Two things caught my attention in the last few days. First there was an article in the LA Times and other publications, that reported that in July 1999, David Whipple of Utah stashed a McDonald’s burger in his coat pocket and forgot about it. When his wife discovered it a year later, it looked like he’d just purchased it. (He has the receipt.) So they did a little experiment, and kept it to see what would happen. Now 14 years later it still looks the same, except that the pickle has deteriorated.
McDonald’s issued an explanation as to why that might not be so unusual, but I think the message is clear. If mold and fungus won’t eat it, then we probably should steer clear too.
In contrast, I then had the pleasure of attending a lecture by Alice Waters of Chez Panisse fame. Here’s a gal who has had a restaurant in Berkeley, California for 40 years and it’s going stronger than ever.
What has she learned?
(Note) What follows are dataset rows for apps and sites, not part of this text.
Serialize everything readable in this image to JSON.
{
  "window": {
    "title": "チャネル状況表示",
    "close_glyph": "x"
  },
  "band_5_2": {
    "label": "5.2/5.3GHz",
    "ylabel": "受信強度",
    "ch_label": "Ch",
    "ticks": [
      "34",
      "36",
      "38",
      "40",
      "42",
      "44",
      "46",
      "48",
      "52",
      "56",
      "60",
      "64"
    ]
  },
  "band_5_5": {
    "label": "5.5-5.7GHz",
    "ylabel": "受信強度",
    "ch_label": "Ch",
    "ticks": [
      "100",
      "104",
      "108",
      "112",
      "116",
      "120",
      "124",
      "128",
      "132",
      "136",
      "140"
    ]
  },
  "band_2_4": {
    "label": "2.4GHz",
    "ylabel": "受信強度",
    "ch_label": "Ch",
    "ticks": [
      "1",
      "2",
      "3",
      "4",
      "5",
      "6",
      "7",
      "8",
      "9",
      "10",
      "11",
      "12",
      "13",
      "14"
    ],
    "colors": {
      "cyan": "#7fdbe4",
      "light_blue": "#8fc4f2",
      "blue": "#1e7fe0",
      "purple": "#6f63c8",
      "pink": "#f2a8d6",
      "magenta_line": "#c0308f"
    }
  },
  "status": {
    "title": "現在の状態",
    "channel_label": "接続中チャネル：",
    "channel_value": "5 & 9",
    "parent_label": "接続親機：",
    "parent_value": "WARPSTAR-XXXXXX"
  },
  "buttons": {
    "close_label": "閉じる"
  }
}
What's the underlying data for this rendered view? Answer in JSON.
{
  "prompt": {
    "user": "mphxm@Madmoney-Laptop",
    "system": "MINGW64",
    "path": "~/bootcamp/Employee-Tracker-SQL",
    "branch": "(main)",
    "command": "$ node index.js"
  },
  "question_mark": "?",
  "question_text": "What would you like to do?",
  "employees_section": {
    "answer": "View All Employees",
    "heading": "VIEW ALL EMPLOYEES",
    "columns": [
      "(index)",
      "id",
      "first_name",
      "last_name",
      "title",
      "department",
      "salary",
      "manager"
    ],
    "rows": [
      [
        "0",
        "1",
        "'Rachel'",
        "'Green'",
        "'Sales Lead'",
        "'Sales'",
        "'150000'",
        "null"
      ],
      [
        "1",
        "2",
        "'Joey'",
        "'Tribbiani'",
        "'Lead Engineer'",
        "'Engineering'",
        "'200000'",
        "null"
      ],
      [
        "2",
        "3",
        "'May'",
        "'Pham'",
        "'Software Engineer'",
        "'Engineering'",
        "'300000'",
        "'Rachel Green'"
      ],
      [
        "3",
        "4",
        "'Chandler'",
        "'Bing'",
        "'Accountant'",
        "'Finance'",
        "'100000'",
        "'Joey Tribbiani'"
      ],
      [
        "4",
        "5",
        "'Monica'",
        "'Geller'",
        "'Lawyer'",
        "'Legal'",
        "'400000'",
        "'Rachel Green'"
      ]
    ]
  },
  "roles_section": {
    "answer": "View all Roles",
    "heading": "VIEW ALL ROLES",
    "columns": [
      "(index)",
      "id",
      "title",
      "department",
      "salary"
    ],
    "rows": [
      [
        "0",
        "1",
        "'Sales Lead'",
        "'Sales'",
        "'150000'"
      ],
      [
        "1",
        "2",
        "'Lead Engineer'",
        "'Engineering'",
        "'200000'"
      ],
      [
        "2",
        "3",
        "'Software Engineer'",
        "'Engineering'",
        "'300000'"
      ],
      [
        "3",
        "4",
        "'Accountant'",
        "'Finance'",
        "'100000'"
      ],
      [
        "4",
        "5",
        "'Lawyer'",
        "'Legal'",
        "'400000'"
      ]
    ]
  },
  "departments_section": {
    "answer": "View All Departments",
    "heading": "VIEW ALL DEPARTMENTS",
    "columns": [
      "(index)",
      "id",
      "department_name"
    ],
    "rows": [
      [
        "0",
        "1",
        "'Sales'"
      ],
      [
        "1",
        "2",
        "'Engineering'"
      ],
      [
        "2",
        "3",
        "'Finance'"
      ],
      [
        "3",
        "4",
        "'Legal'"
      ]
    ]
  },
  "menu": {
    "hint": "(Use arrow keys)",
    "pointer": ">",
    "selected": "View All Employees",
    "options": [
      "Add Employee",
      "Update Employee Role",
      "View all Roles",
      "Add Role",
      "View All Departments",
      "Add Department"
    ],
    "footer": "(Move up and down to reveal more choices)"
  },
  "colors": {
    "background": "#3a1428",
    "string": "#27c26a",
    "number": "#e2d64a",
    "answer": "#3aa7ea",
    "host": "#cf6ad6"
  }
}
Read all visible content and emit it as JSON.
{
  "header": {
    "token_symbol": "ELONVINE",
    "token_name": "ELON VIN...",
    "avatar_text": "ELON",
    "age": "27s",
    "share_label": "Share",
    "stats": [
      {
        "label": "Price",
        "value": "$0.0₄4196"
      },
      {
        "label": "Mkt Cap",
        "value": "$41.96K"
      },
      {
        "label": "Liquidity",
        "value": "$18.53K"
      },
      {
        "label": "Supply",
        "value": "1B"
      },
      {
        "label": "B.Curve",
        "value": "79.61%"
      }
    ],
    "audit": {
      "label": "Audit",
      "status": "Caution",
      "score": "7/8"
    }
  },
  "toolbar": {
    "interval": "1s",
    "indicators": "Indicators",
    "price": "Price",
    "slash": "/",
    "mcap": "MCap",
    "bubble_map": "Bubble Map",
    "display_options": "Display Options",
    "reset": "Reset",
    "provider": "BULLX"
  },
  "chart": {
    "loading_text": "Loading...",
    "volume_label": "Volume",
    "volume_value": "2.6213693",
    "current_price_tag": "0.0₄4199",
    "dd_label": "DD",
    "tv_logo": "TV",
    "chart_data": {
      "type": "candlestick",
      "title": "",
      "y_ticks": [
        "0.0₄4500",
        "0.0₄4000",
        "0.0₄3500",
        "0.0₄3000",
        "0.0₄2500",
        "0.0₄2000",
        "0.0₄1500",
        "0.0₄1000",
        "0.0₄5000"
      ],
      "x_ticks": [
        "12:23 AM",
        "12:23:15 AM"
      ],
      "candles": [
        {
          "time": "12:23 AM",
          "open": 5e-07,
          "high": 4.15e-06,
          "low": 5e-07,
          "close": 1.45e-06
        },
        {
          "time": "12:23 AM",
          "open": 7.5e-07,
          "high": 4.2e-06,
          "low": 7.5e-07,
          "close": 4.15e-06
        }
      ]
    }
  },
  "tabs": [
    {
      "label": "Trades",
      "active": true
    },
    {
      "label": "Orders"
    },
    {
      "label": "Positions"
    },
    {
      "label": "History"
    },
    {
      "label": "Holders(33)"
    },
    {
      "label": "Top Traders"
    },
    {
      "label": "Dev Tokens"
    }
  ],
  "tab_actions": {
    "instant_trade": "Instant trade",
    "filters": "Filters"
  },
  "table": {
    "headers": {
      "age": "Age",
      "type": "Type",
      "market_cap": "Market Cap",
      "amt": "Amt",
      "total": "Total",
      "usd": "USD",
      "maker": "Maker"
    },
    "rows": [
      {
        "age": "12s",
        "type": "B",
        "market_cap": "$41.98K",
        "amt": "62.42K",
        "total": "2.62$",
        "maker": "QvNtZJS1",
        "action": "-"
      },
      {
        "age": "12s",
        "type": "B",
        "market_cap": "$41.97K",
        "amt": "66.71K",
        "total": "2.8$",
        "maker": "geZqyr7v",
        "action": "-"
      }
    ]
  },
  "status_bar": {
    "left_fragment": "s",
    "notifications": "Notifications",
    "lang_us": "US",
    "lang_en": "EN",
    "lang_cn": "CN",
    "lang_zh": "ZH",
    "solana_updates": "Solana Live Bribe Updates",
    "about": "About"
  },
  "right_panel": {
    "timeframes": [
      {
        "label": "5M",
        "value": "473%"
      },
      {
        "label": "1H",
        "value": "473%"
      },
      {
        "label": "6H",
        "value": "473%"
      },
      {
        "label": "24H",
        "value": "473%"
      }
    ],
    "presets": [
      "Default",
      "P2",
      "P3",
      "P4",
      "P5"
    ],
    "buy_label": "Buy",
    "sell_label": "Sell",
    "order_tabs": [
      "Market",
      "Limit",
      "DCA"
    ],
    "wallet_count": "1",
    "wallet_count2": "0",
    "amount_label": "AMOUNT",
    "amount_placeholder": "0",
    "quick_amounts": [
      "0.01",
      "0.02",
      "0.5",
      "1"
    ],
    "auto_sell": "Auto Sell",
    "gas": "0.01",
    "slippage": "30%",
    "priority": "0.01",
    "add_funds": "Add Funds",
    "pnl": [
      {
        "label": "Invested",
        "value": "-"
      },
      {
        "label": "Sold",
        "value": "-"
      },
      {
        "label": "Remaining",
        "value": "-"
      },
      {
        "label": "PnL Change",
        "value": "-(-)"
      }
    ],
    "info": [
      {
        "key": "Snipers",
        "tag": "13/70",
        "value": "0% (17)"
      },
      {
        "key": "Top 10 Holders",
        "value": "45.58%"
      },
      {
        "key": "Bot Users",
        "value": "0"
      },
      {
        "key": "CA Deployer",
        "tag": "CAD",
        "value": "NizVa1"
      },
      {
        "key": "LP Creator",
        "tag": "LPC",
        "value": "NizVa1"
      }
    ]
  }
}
Alice believes the root cause of our country’s negative slide, (with the rest of the world unfortunately following) is fast food. She spoke of fast food values, such as uniformity, efficiency, availability, cheapness, drudgery, more is better, and dishonest labeling. Alice pinpointed the beginning of our downward spiral began in the 50s with TV dinners and has now completely taken over.
Where is the light in the darkness? What’s the opposite? Alice believes it’s a “slow food culture” such as she learned while studying in Europe many a year ago. That doesn’t just mean eating slow, but having more connection with the growing and preparing aspects of food. And I was delighted to hear the best way to engrain a slow food culture was to start in the schools, as 20% of people are in school at any one time. This is where true education and influence occur.
For the last few years she’s been consulting with Yale University because they’re interested in transforming their food offerings. And locally, Alice has been involved in the Martin Luther King School in Berkeley, with planting veggie gardens, new menus, and free lunches so that children learn food skills at an early age, eat nutritious food, and cultivate an appreciation of this other way of operation.
Her belief is food can transform culture! I love that. And I would add, we can transform our culture if hand in hand, schools start to teach children about emotions and how to express their sadness, anger, and fear physically, naturally, and constructively. By doing so, they’re offered solutions instead of reverting to the destructive attitudes and behaviors that we’re witnessing in society today.
So what about it? Slow Food and Attitude Reconstruction can change the world!